Of the cluneal nerves, the superior and inferior are more likely to be at risk of compression. The superior cluneal nerve branches run from the spine, over the top of the back of the pelvis and down into the buttock. They usually run through fibrous tunnels as they cross the top edge of the pelvis. This is where the small nerves may become compressed or irritated. This is usually associated with a fairly localised area of pain in the upper buttock, in the region of its skin supply (see picture below).
The inferior cluneal nerve branches run across the lower buttock, right over the sitting bone (ischial tuberosity). They can be compressed and irritated by a hard fall onto the bottom or sitting for prolonged periods on a hard surface, particularly if you don’t have much gluteal muscle bulk to cushion the bone.
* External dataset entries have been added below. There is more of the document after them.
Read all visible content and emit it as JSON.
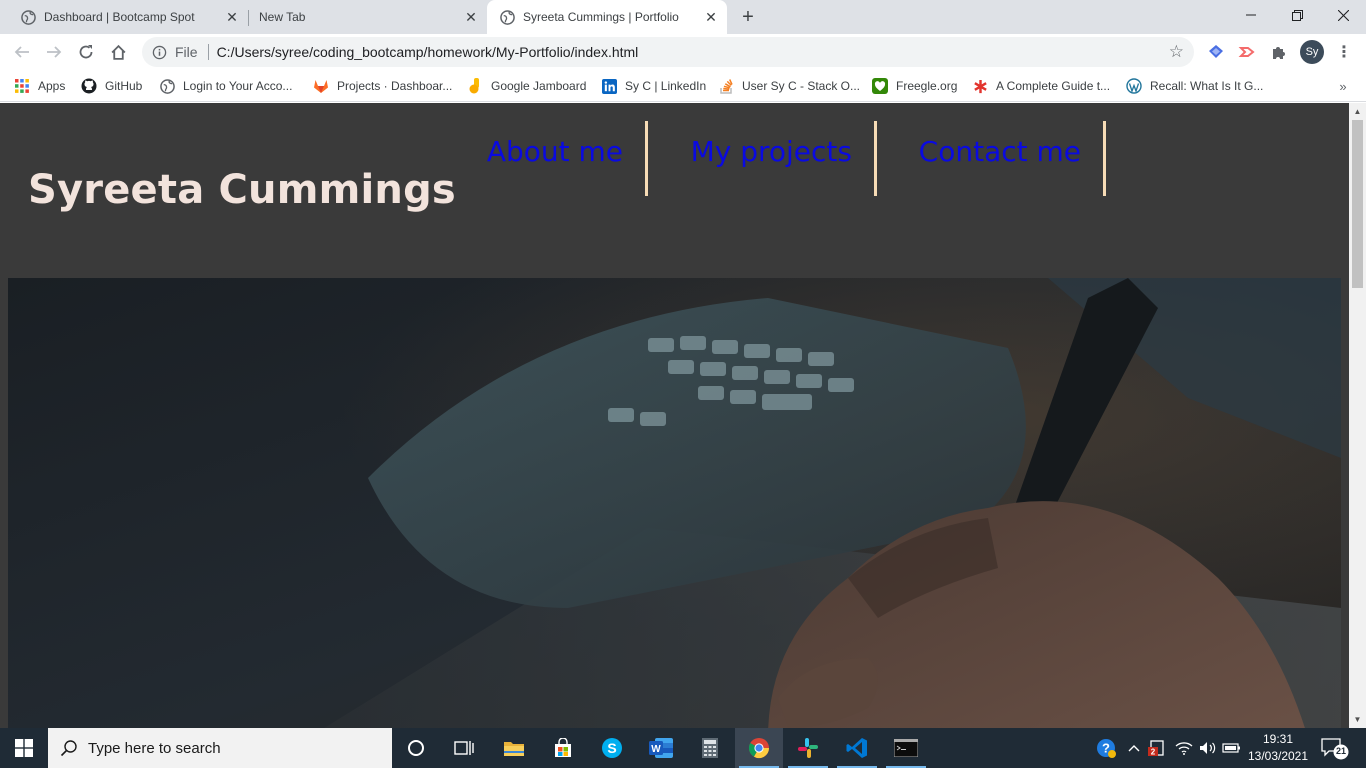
{
  "browser": {
    "tabs": [
      {
        "title": "Dashboard | Bootcamp Spot",
        "active": false
      },
      {
        "title": "New Tab",
        "active": false
      },
      {
        "title": "Syreeta Cummings | Portfolio",
        "active": true
      }
    ],
    "address": {
      "scheme_label": "File",
      "url": "C:/Users/syree/coding_bootcamp/homework/My-Portfolio/index.html"
    },
    "profile_initials": "Sy",
    "bookmarks": [
      {
        "label": "Apps",
        "icon": "apps-grid-icon"
      },
      {
        "label": "GitHub",
        "icon": "github-icon"
      },
      {
        "label": "Login to Your Acco...",
        "icon": "globe-icon"
      },
      {
        "label": "Projects · Dashboar...",
        "icon": "gitlab-icon"
      },
      {
        "label": "Google Jamboard",
        "icon": "jamboard-icon"
      },
      {
        "label": "Sy C | LinkedIn",
        "icon": "linkedin-icon"
      },
      {
        "label": "User Sy C - Stack O...",
        "icon": "stackoverflow-icon"
      },
      {
        "label": "Freegle.org",
        "icon": "freegle-icon"
      },
      {
        "label": "A Complete Guide t...",
        "icon": "asterisk-icon"
      },
      {
        "label": "Recall: What Is It G...",
        "icon": "wordpress-icon"
      }
    ]
  },
  "page": {
    "site_name": "Syreeta Cummings",
    "nav": [
      {
        "label": "About me"
      },
      {
        "label": "My projects"
      },
      {
        "label": "Contact me"
      }
    ],
    "colors": {
      "header_bg": "#3a3a3a",
      "title": "#f2e3dc",
      "nav_link": "#0a0ae0",
      "nav_divider": "#f7dcb6"
    }
  },
  "taskbar": {
    "search_placeholder": "Type here to search",
    "clock_time": "19:31",
    "clock_date": "13/03/2021",
    "notification_count": "21",
    "apps": [
      "cortana-icon",
      "task-view-icon",
      "file-explorer-icon",
      "microsoft-store-icon",
      "skype-icon",
      "word-icon",
      "calculator-icon",
      "chrome-icon",
      "slack-icon",
      "vscode-icon",
      "terminal-icon"
    ]
  }
}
Again, associated symptoms are usually fairly localised to the area of skin supply (see picture above). Sometimes the nearby posterior femoral cutaneous nerve can also be affected. Symptoms may then extend into the back of the thigh (see picture above for region of this nerve supply).
Gluteal Nerve Neuralgia
The gluteal nerves do not have a sensory supply to the skin, but gluteal neuralgia may be felt as a deep buttock pain, sometimes like a cramping feeling. These nerves provide important motor supply (the ability to make the muscles work/contract) to the gluteal muscles and the Tensor Fascia Lata (TFL) muscle at the side of the hip. Damage to these nerves may alter your ability to stand on one leg, walk without a limp, climb stairs, and lift the leg out to the side or behind you. The nerves may be irritated or compressed as they pass out into the back of the pelvis and run through the soft tissues of the buttock. Very occasionally, these nerves may also be damaged by surgery, such as a posterior approach Total Hip Replacement (where the scar is at the back of the hip).
Need Help? How Can A Hip Pain Professional Help?
Your Hip Pain Professional can:
- perform specific tests in the clinic to see if nerve involvement is likely
- provide treatments and give you exercises that may improve the health or movement of the nerve
- help improve health of the muscles and tendons beside the nerve (this may be the source of nerve irritation)
- review the positions you spend time in and activities you perform daily and provide strategies when performing these tasks that might help protect the nerve, thus reducing your symptoms. This may include changing your sitting or lying posture, or changing stretches or strength exercises that you have been performing that may be contributing to the irritation the nerve
- provide nerve gliding or mobility exercises that can be useful in some situations
- refer you for further tests or to a neurologist, orthopaedic specialist or other pain specialist if required.
- review if a pressure relief cushion may be of benefit – this is a simple, affordable, transferable cushion that can provide considerable pain relief for many – check out more about this here